Creating a Policy Agenda


Natalie Roetzel Ossenfort, , Shyaam Subramanian

Our attorneys for this episode:

Natalie Ossenfort, Jen Powis, Shyaam Subramanian

Show Notes

The tax code permits 501(c)(3) public charities to lobby for policy reform (and defend against bad legislation), but how will your organization go about identifying its policy priorities and advancing them before policymakers? This episode walks through several steps your nonprofit can take to develop its policy agenda. 

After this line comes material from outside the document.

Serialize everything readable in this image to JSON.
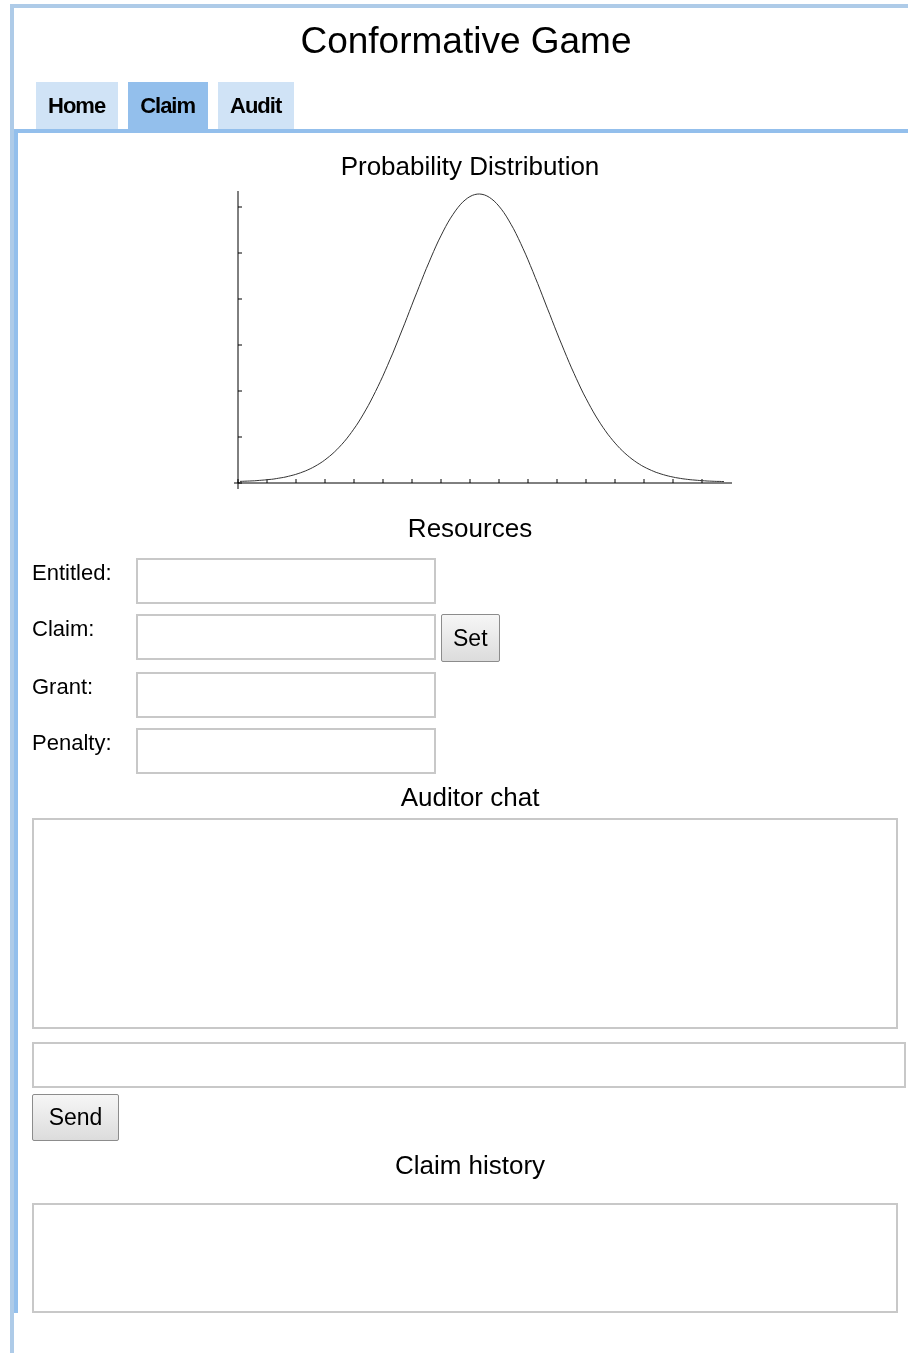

  • Step 1: Talk to Your Community 
    • Obtaining feedback from your members and community is a critical first step in developing a policy agenda. 
    • Utilize different approaches to assess the needs of your constituents and the communities your organization represents. For example, you might go door-to-door, hold community meetings, or survey your members and clients via email or text. 
    • Consistency is key. If you haven’t done so already, begin these conversations now. Don’t wait until legislation is being voted on to ask for community opinions. Instead, assess community needs on an ongoing basis. 
  • Step 2: Engage Partners 
    • While every nonprofit can be effective on its own, it is much easier to amplify the voices and needs of your community if you partner with other organizations.  
    • Discussing your policy agenda with other nonprofits can also help when analyzing potential unintended consequences to the policy changes you propose. That is why it is important to reach out to peer organizations (working in the same policy space as your own organization) and to other organizations whose work could be impacted by your policy goals. 
  • Step 3: Educate Legislators and other Policymakers 
    • Policymakers are not always experts on the issues that your organization cares about. 
    • Nonprofit organizations that work closely with their constituents and partners are often experts in their fields, and they can educate legislators and other leaders about the needs being faced by communities and the policy changes that could best address those needs. 
    • Also educate policymakers about how your policy proposal will be financed. By addressing budgetary issues up front, you can present policymakers with reform recommendations that they can easily understand and sell to fellow decisionmakers. 
    • Most importantly, don’t be intimidated. Elected officials represent you, and they value the input of their constituents. 
  • Step 4: Engage in Outreach to Incoming Administrations 
    • Use the interim period before newly elected officials take office to inform them of your community’s needs and influence their policy priorities. 
    • Nonprofits can also make recommendations regarding cabinet appointees and judicial nominees, whose decisions will ultimately impact the lives of nonprofit clients and constituents. 
    • Individuals who are nominated or appointed to key executive branch positions will ultimately be the ones charged with implementing the law. Holding conversations with these incoming leaders and educating them about your organization’s goals is a critical step in the policy agenda-setting process.